The lower Palaeolithic site of the Darband Cave is to the east of Ganj Par.

We can also see tools made of Neutralian Mousterian stone.

The cave of Yafteh is the most important place where Upper Palaeolithic tools were found, they date back to about 30 000/35 000 years.

Also, old 9,000-year-old human and animal figures from Sarab Hill in Kermanshah province.

Northeastern Iran

In northeastern Iran, the lower Palaeolithic archaeological site of the Kashafrud river basin is found in the province of Razavi Khorasan to Mashad.

"Turang Tappeh" is located in the province of Golestan, about 22 km northeast of Gorgan. It is accessed by road and a dirt track, and access is possible only by a taxi from Gorgan.

It is one of the oldest historical sites in the area first excavated in 1841 by the Iranians and then in 1931 by an American archaeological expedition from the University of Pennsylvania.

There are two other mounds (Shah Tappeh and Tappeh Hissar).

Turang Tappeh was an important regional station for caravans, and was destroyed during the Mongol period, (1220-1380). The excavations reveal five distinct layers, the oldest dating back to the 6th millennium BC and the last dating from the first Arab-Peruvian period.

The relics (lapis lazuli and ceramics) from these mounds and the nearby cemetery include pottery and other objects belonging to the 2nd and 3rd millennia BC. JC.

In the ruins of the ancient city of Jorjan, relics dating from the Islamic period and indicating the extent of this vast historical area at that time were discovered. The most important discoveries are now on display at the National Museum.

Northeastern Iran

In northeastern Iran, the lower Palaeolithic archaeological site of the Kashafrud river basin is found in the province of Razavi Khorasan to Mashad.

"Turang Tappeh" is located in the province of Golestan, about 22 km northeast of Gorgan. It is accessed by road and a dirt track, and access is possible only by a taxi from Gorgan.

It is one of the oldest historical sites in the area first excavated in 1841 by the Iranians and then in 1931 by an American archaeological expedition from the University of Pennsylvania.

There are two other mounds (Shah Tappeh and Tappeh Hissar).

Turang Tappeh was an important regional station for caravans, and was destroyed during the Mongol period, (1220-1380). The excavations reveal five distinct layers, the oldest dating back to the 6th millennium BC and the last dating from the first Arab-Peruvian period.

The relics (lapis lazuli and ceramics) from these mounds and the nearby cemetery include pottery and other objects belonging to the 2nd and 3rd millennia BC. JC.

In the ruins of the ancient city of Jorjan, relics dating from the Islamic period and indicating the extent of this vast historical area at that time were discovered. The most important discoveries are now on display at the National Museum.
"Tappeh Hissar" is one of the most important prehistoric sites of Iran, the ruins dating from the 4th millennium BC. They are located to the southeast of the town of Damghan, 80 km south of the Caspian Sea, near the remains of a Sassanian palace. They attest to the presence of the first Aryan population in the high Iranian plateau.

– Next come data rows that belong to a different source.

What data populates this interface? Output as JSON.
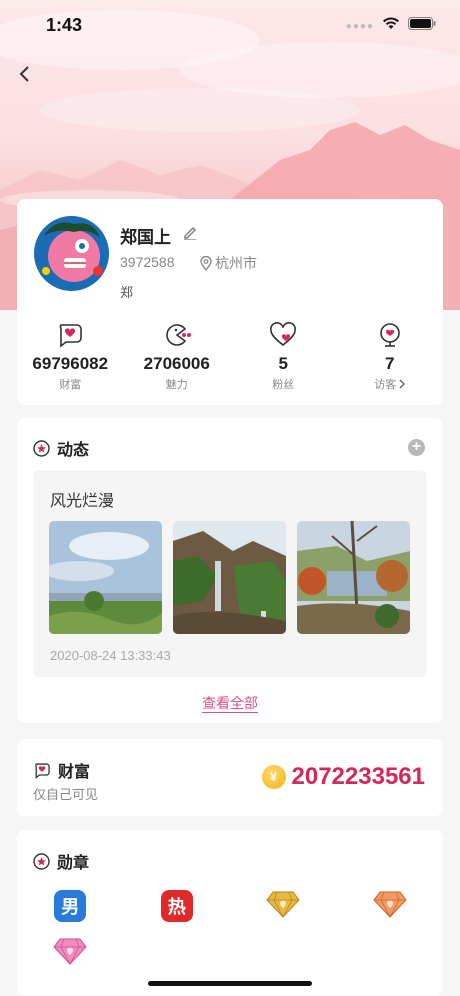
{
  "status": {
    "time": "1:43"
  },
  "profile": {
    "name": "郑国上",
    "id": "3972588",
    "location": "杭州市",
    "signature": "郑",
    "stats": [
      {
        "icon": "wealth-icon",
        "value": "69796082",
        "label": "财富"
      },
      {
        "icon": "charm-icon",
        "value": "2706006",
        "label": "魅力"
      },
      {
        "icon": "fans-icon",
        "value": "5",
        "label": "粉丝"
      },
      {
        "icon": "visitor-icon",
        "value": "7",
        "label": "访客"
      }
    ]
  },
  "dynamics": {
    "title": "动态",
    "post": {
      "title": "风光烂漫",
      "time": "2020-08-24 13:33:43"
    },
    "view_all": "查看全部"
  },
  "wealth": {
    "title": "财富",
    "subtitle": "仅自己可见",
    "coin_symbol": "¥",
    "value": "2072233561"
  },
  "medals": {
    "title": "勋章",
    "items": [
      {
        "icon": "male-badge-icon",
        "text": "男"
      },
      {
        "icon": "hot-badge-icon",
        "text": "热"
      },
      {
        "icon": "gold-diamond-icon",
        "text": ""
      },
      {
        "icon": "orange-diamond-icon",
        "text": ""
      },
      {
        "icon": "pink-diamond-icon",
        "text": ""
      }
    ]
  },
  "colors": {
    "accent": "#d4285b",
    "link": "#e0508a"
  }
}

The town of Damghan was very important in the Middle Ages, being the capital of the province of Qumis (or Qoumes), and being on the route of the Silk Road. It was destroyed in September 1729 by the Afghan incursion (Battle of Damghan).

Some monuments survive the catastrophe like the Zaraastrian temple of Tarikhaneh of Sassanian period, then called Mosque of Tarikhaneh after the conversion of the region to the Islam.

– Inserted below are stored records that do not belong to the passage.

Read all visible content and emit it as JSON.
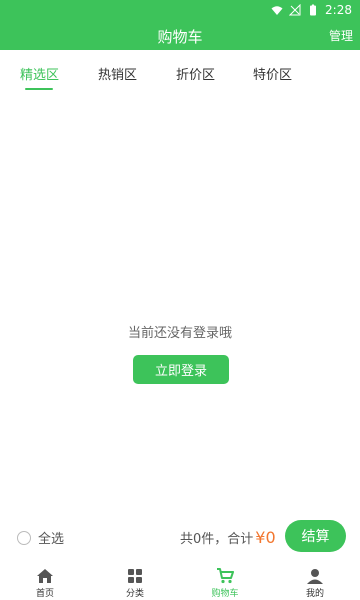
{
  "status_bar": {
    "time": "2:28"
  },
  "header": {
    "title": "购物车",
    "manage": "管理"
  },
  "tabs": [
    {
      "label": "精选区",
      "active": true
    },
    {
      "label": "热销区",
      "active": false
    },
    {
      "label": "折价区",
      "active": false
    },
    {
      "label": "特价区",
      "active": false
    }
  ],
  "empty_state": {
    "message": "当前还没有登录哦",
    "login_button": "立即登录"
  },
  "checkout": {
    "select_all": "全选",
    "summary": "共0件，合计",
    "price": "¥0",
    "pay_button": "结算"
  },
  "bottom_nav": [
    {
      "label": "首页",
      "icon": "home-icon"
    },
    {
      "label": "分类",
      "icon": "category-icon"
    },
    {
      "label": "购物车",
      "icon": "cart-icon",
      "active": true
    },
    {
      "label": "我的",
      "icon": "user-icon"
    }
  ],
  "colors": {
    "accent": "#3dc35a",
    "price": "#f2762e"
  }
}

Not far from the city is the site of the ancient Greek city of Hecatompyles (the city with hundred gates) founded after the invasion of Alexander the Great.

Damghan was destroyed on 22 December 856 by an earthquake.